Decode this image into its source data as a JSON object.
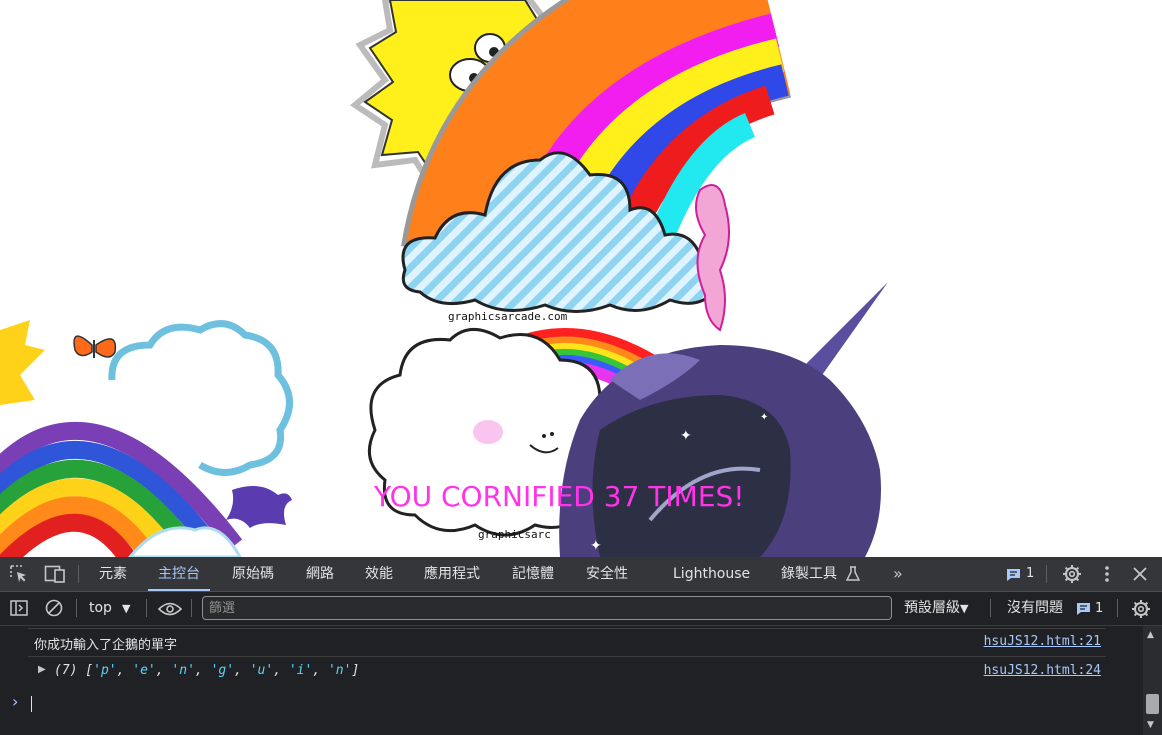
{
  "page": {
    "banner_text": "YOU CORNIFIED 37 TIMES!",
    "watermark_top": "graphicsarcade.com",
    "watermark_bottom": "graphicsarc",
    "colors": {
      "banner": "#ff33e8"
    }
  },
  "devtools": {
    "tabs": [
      {
        "label": "元素"
      },
      {
        "label": "主控台"
      },
      {
        "label": "原始碼"
      },
      {
        "label": "網路"
      },
      {
        "label": "效能"
      },
      {
        "label": "應用程式"
      },
      {
        "label": "記憶體"
      },
      {
        "label": "安全性"
      },
      {
        "label": "Lighthouse"
      },
      {
        "label": "錄製工具"
      }
    ],
    "active_tab": "主控台",
    "more_tabs_icon": "double-chevron-right-icon",
    "message_count": "1",
    "toolbar": {
      "context": "top",
      "filter_placeholder": "篩選",
      "levels": "預設層級",
      "issues": "沒有問題",
      "issues_count": "1"
    },
    "console": {
      "messages": [
        {
          "text": "你成功輸入了企鵝的單字",
          "source": "hsuJS12.html:21"
        },
        {
          "prefix": "(7)",
          "items": [
            "'p'",
            "'e'",
            "'n'",
            "'g'",
            "'u'",
            "'i'",
            "'n'"
          ],
          "source": "hsuJS12.html:24"
        }
      ],
      "prompt": "›"
    },
    "colors": {
      "panel": "#202124",
      "tabbar": "#35363a",
      "accent": "#a8c7fa",
      "string": "#5cd5fb"
    }
  }
}
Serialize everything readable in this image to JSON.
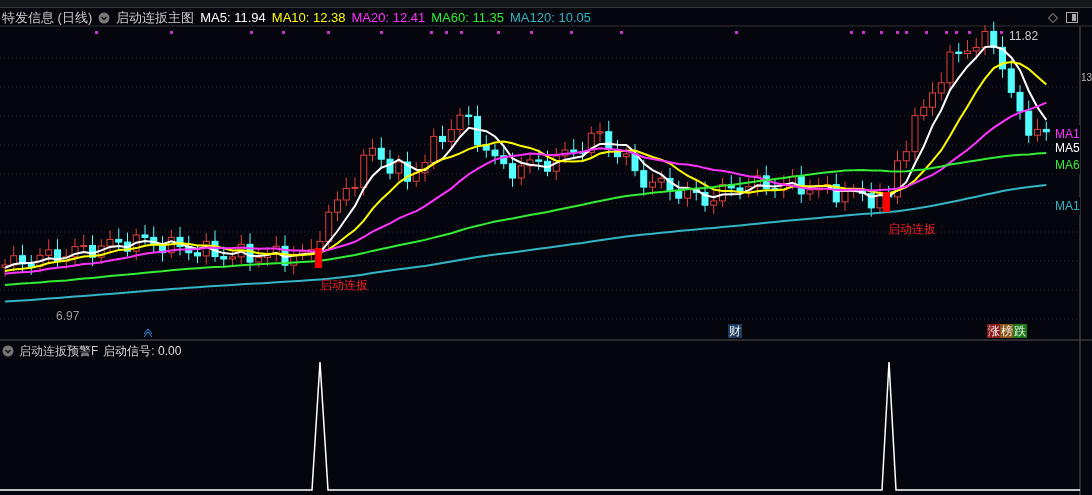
{
  "header": {
    "title": "特发信息 (日线)",
    "indicator": "启动连扳主图",
    "ma": [
      {
        "label": "MA5: 11.94",
        "color": "#ffffff"
      },
      {
        "label": "MA10: 12.38",
        "color": "#ffff00"
      },
      {
        "label": "MA20: 12.41",
        "color": "#ff33ff"
      },
      {
        "label": "MA60: 11.35",
        "color": "#33ee33"
      },
      {
        "label": "MA120: 10.05",
        "color": "#33b5c5"
      }
    ]
  },
  "main_chart": {
    "high_label": "11.82",
    "low_label": "6.97",
    "axis_labels": [
      "13"
    ],
    "line_labels": [
      {
        "text": "MA1",
        "color": "#ff33ff"
      },
      {
        "text": "MA5",
        "color": "#ffffff"
      },
      {
        "text": "MA6",
        "color": "#33ee33"
      },
      {
        "text": "MA1",
        "color": "#33b5c5"
      }
    ],
    "signals": [
      "启动连扳",
      "启动连扳"
    ],
    "events": [
      {
        "text": "财",
        "color": "#1b3a5c"
      },
      {
        "text": "涨",
        "color": "#8b1a1a"
      },
      {
        "text": "榜",
        "color": "#8b5a1a"
      },
      {
        "text": "跌",
        "color": "#1a7a1a"
      }
    ]
  },
  "sub_panel": {
    "title": "启动连扳预警F",
    "reading": "启动信号: 0.00"
  }
}
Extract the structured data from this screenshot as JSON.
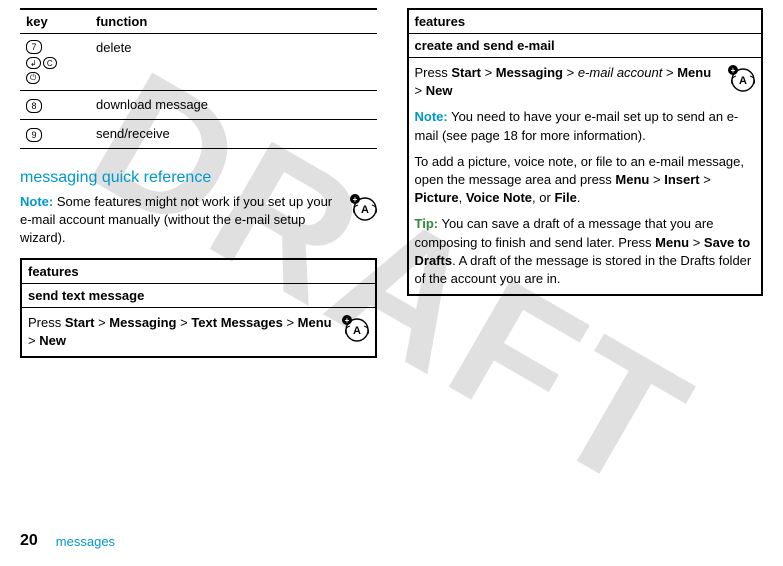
{
  "watermark": "DRAFT",
  "left": {
    "table": {
      "h1": "key",
      "h2": "function",
      "rows": [
        {
          "key_digits": [
            "7"
          ],
          "extra_keys": true,
          "func": "delete"
        },
        {
          "key_digits": [
            "8"
          ],
          "extra_keys": false,
          "func": "download message"
        },
        {
          "key_digits": [
            "9"
          ],
          "extra_keys": false,
          "func": "send/receive"
        }
      ]
    },
    "heading": "messaging quick reference",
    "note_label": "Note:",
    "note_text": " Some features might not work if you set up your e-mail account manually (without the e-mail setup wizard).",
    "feat": {
      "header": "features",
      "sub": "send text message",
      "press": "Press ",
      "p1": "Start",
      "gt": " > ",
      "p2": "Messaging",
      "p3": "Text Messages",
      "p4": "Menu",
      "p5": "New"
    }
  },
  "right": {
    "feat": {
      "header": "features",
      "sub": "create and send e-mail",
      "press": "Press ",
      "p1": "Start",
      "gt": " > ",
      "p2": "Messaging",
      "gt2": " > ",
      "p3_italic": "e-mail account",
      "gt3": " > ",
      "p4": "Menu",
      "gt4": " > ",
      "p5": "New",
      "note_label": "Note:",
      "note_text": " You need to have your e-mail set up to send an e-mail (see page 18 for more information).",
      "para2a": "To add a picture, voice note, or file to an e-mail message, open the message area and press ",
      "p6": "Menu",
      "gt5": " > ",
      "p7": "Insert",
      "gt6": " > ",
      "p8": "Picture",
      "comma": ", ",
      "p9": "Voice Note",
      "or": ", or ",
      "p10": "File",
      "period": ".",
      "tip_label": "Tip:",
      "tip_text_a": " You can save a draft of a message that you are composing to finish and send later. Press ",
      "p11": "Menu",
      "gt7": " > ",
      "p12": "Save to Drafts",
      "tip_text_b": ". A draft of the message is stored in the Drafts folder of the account you are in."
    }
  },
  "footer": {
    "page": "20",
    "section": "messages"
  }
}
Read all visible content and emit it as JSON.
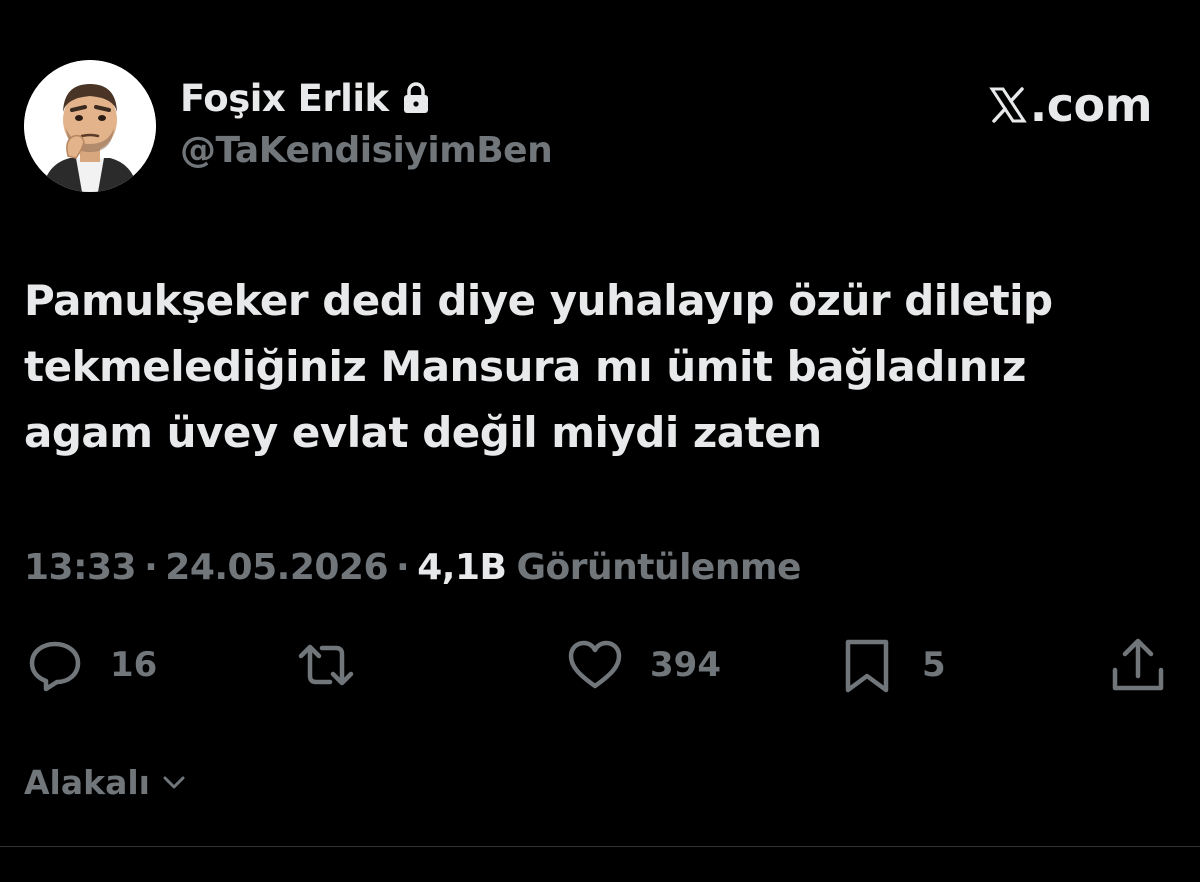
{
  "colors": {
    "background": "#000000",
    "primary_text": "#e7e9ea",
    "secondary_text": "#71767b",
    "divider": "#2f3336"
  },
  "author": {
    "display_name": "Foşix Erlik",
    "handle": "@TaKendisiyimBen",
    "avatar_icon": "cartoon-man-avatar",
    "protected_icon": "lock-icon"
  },
  "site": {
    "logo_icon": "x-logo-icon",
    "label": ".com"
  },
  "tweet": {
    "lines": [
      "Pamukşeker dedi diye yuhalayıp özür diletip",
      "tekmelediğiniz Mansura mı ümit bağladınız",
      "agam üvey evlat değil miydi zaten"
    ]
  },
  "meta": {
    "time": "13:33",
    "separator": "·",
    "date": "24.05.2026",
    "views_count": "4,1B",
    "views_label": "Görüntülenme"
  },
  "actions": {
    "reply": {
      "icon": "reply-icon",
      "count": "16"
    },
    "repost": {
      "icon": "repost-icon"
    },
    "like": {
      "icon": "heart-icon",
      "count": "394"
    },
    "bookmark": {
      "icon": "bookmark-icon",
      "count": "5"
    },
    "share": {
      "icon": "share-icon"
    }
  },
  "replies_sort": {
    "label": "Alakalı",
    "icon": "chevron-down-icon"
  }
}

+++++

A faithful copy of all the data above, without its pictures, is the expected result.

## [Answer to this exercise]
Decode this image into its source data as a JSON object.
{
  "page": {
    "banner_text": "YOU CORNIFIED 37 TIMES!",
    "watermark_top": "graphicsarcade.com",
    "watermark_bottom": "graphicsarc",
    "colors": {
      "banner": "#ff33e8"
    }
  },
  "devtools": {
    "tabs": [
      {
        "label": "元素"
      },
      {
        "label": "主控台"
      },
      {
        "label": "原始碼"
      },
      {
        "label": "網路"
      },
      {
        "label": "效能"
      },
      {
        "label": "應用程式"
      },
      {
        "label": "記憶體"
      },
      {
        "label": "安全性"
      },
      {
        "label": "Lighthouse"
      },
      {
        "label": "錄製工具"
      }
    ],
    "active_tab": "主控台",
    "more_tabs_icon": "double-chevron-right-icon",
    "message_count": "1",
    "toolbar": {
      "context": "top",
      "filter_placeholder": "篩選",
      "levels": "預設層級",
      "issues": "沒有問題",
      "issues_count": "1"
    },
    "console": {
      "messages": [
        {
          "text": "你成功輸入了企鵝的單字",
          "source": "hsuJS12.html:21"
        },
        {
          "prefix": "(7)",
          "items": [
            "'p'",
            "'e'",
            "'n'",
            "'g'",
            "'u'",
            "'i'",
            "'n'"
          ],
          "source": "hsuJS12.html:24"
        }
      ],
      "prompt": "›"
    },
    "colors": {
      "panel": "#202124",
      "tabbar": "#35363a",
      "accent": "#a8c7fa",
      "string": "#5cd5fb"
    }
  }
}
Serialize everything readable in this image to JSON.
{
  "header": {
    "title": "特发信息 (日线)",
    "indicator": "启动连扳主图",
    "ma": [
      {
        "label": "MA5: 11.94",
        "color": "#ffffff"
      },
      {
        "label": "MA10: 12.38",
        "color": "#ffff00"
      },
      {
        "label": "MA20: 12.41",
        "color": "#ff33ff"
      },
      {
        "label": "MA60: 11.35",
        "color": "#33ee33"
      },
      {
        "label": "MA120: 10.05",
        "color": "#33b5c5"
      }
    ]
  },
  "main_chart": {
    "high_label": "11.82",
    "low_label": "6.97",
    "axis_labels": [
      "13"
    ],
    "line_labels": [
      {
        "text": "MA1",
        "color": "#ff33ff"
      },
      {
        "text": "MA5",
        "color": "#ffffff"
      },
      {
        "text": "MA6",
        "color": "#33ee33"
      },
      {
        "text": "MA1",
        "color": "#33b5c5"
      }
    ],
    "signals": [
      "启动连扳",
      "启动连扳"
    ],
    "events": [
      {
        "text": "财",
        "color": "#1b3a5c"
      },
      {
        "text": "涨",
        "color": "#8b1a1a"
      },
      {
        "text": "榜",
        "color": "#8b5a1a"
      },
      {
        "text": "跌",
        "color": "#1a7a1a"
      }
    ]
  },
  "sub_panel": {
    "title": "启动连扳预警F",
    "reading": "启动信号: 0.00"
  }
}
Extract the structured data from this screenshot as JSON.
{
  "watermark": "DRAFT",
  "left": {
    "table": {
      "h1": "key",
      "h2": "function",
      "rows": [
        {
          "key_digits": [
            "7"
          ],
          "extra_keys": true,
          "func": "delete"
        },
        {
          "key_digits": [
            "8"
          ],
          "extra_keys": false,
          "func": "download message"
        },
        {
          "key_digits": [
            "9"
          ],
          "extra_keys": false,
          "func": "send/receive"
        }
      ]
    },
    "heading": "messaging quick reference",
    "note_label": "Note:",
    "note_text": " Some features might not work if you set up your e-mail account manually (without the e-mail setup wizard).",
    "feat": {
      "header": "features",
      "sub": "send text message",
      "press": "Press ",
      "p1": "Start",
      "gt": " > ",
      "p2": "Messaging",
      "p3": "Text Messages",
      "p4": "Menu",
      "p5": "New"
    }
  },
  "right": {
    "feat": {
      "header": "features",
      "sub": "create and send e-mail",
      "press": "Press ",
      "p1": "Start",
      "gt": " > ",
      "p2": "Messaging",
      "gt2": " > ",
      "p3_italic": "e-mail account",
      "gt3": " > ",
      "p4": "Menu",
      "gt4": " > ",
      "p5": "New",
      "note_label": "Note:",
      "note_text": " You need to have your e-mail set up to send an e-mail (see page 18 for more information).",
      "para2a": "To add a picture, voice note, or file to an e-mail message, open the message area and press ",
      "p6": "Menu",
      "gt5": " > ",
      "p7": "Insert",
      "gt6": " > ",
      "p8": "Picture",
      "comma": ", ",
      "p9": "Voice Note",
      "or": ", or ",
      "p10": "File",
      "period": ".",
      "tip_label": "Tip:",
      "tip_text_a": " You can save a draft of a message that you are composing to finish and send later. Press ",
      "p11": "Menu",
      "gt7": " > ",
      "p12": "Save to Drafts",
      "tip_text_b": ". A draft of the message is stored in the Drafts folder of the account you are in."
    }
  },
  "footer": {
    "page": "20",
    "section": "messages"
  }
}
Read all visible content and emit it as JSON.
{
  "colors": {
    "background": "#000000",
    "primary_text": "#e7e9ea",
    "secondary_text": "#71767b",
    "divider": "#2f3336"
  },
  "author": {
    "display_name": "Foşix Erlik",
    "handle": "@TaKendisiyimBen",
    "avatar_icon": "cartoon-man-avatar",
    "protected_icon": "lock-icon"
  },
  "site": {
    "logo_icon": "x-logo-icon",
    "label": ".com"
  },
  "tweet": {
    "lines": [
      "Pamukşeker dedi diye yuhalayıp özür diletip",
      "tekmelediğiniz Mansura mı ümit bağladınız",
      "agam üvey evlat değil miydi zaten"
    ]
  },
  "meta": {
    "time": "13:33",
    "separator": "·",
    "date": "24.05.2026",
    "views_count": "4,1B",
    "views_label": "Görüntülenme"
  },
  "actions": {
    "reply": {
      "icon": "reply-icon",
      "count": "16"
    },
    "repost": {
      "icon": "repost-icon"
    },
    "like": {
      "icon": "heart-icon",
      "count": "394"
    },
    "bookmark": {
      "icon": "bookmark-icon",
      "count": "5"
    },
    "share": {
      "icon": "share-icon"
    }
  },
  "replies_sort": {
    "label": "Alakalı",
    "icon": "chevron-down-icon"
  }
}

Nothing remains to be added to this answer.